“It really is for everybody and can be for everybody and should be for everybody because, you have the drivers who can even start literally as five-year-olds and come up the path.”


De Silvestro racing for Paretta at Laguna Seca last weekend


Despite having a six-year IndyCar hiatus with her last entry in 2015, De Silvestro has competed respectably in four more races for Paretta this year, finishing the season finale at Laguna Seca 22nd out of the 25 cars left running, ahead of experienced ‘team-mate’ Conor Daly – who drives for Ed Carpenter Racing, which essentially facilitates the Paretta entry – and two-time Indy 500 champion Takuma Sato.

Additional Paretta race entries are planned for next year. Fellow female racer Calderon competed for AJ Foyt earlier this season, and two-time W Series champion Jamie Chadwick will test for Andretti’s Indy Lights team later this year.

Lower down the US junior ladder, Roger Penske and IndyCar are doing sterling work in helping those from ethnic minority backgrounds get into motor sport too, via the Force Indy team.

Making its debut in the USF2000 series (equivalent to F3) last year with young black racer Rowe, the team won a race in its first season before jumping up to the second-tier Indy Lights championship for 2022 with Ernie Francis Jr.

Penske has continued to fund Rowe in USF2000 this year, where he narrowly missed out on the title after taking five wins.

The dynamism in these initiatives makes F1’s efforts look paltry to some degree. IndyCar isn’t just “exploring ways” to make things more accessible or providing work experience internships, it’s providing a direct entrance to the sport straight away.

Despite the FIA’s efforts with Women in Motor Sport and F1’s Diversity and Inclusion programme, they haven’t even managed an annual test session or looked at running prospective drivers in free practice sessions.

Myles Rowe USF2000 driver

Talented racer Myles Rowe has been helped by Roger Penske to keep his career going


Alpine gave Abbi Pulling and Aseel Al Hamad the opportunity to sample an F1 car by driving it around Saudi Arabia’s capital of Riyadh, becoming the first women to do so in the country but also hardly pedal-to-the-metal stuff.

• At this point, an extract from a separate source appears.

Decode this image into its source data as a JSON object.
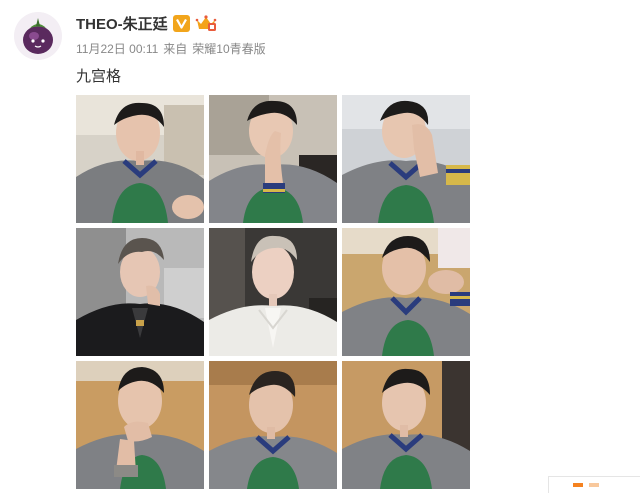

And when Motor Sport asked Reid where the next black F1 superstar was coming from, who could step into the shoes of Hamilton when he retired, the Force Indy boss said he simply didn’t know.

As things stand, F1 is falling behind.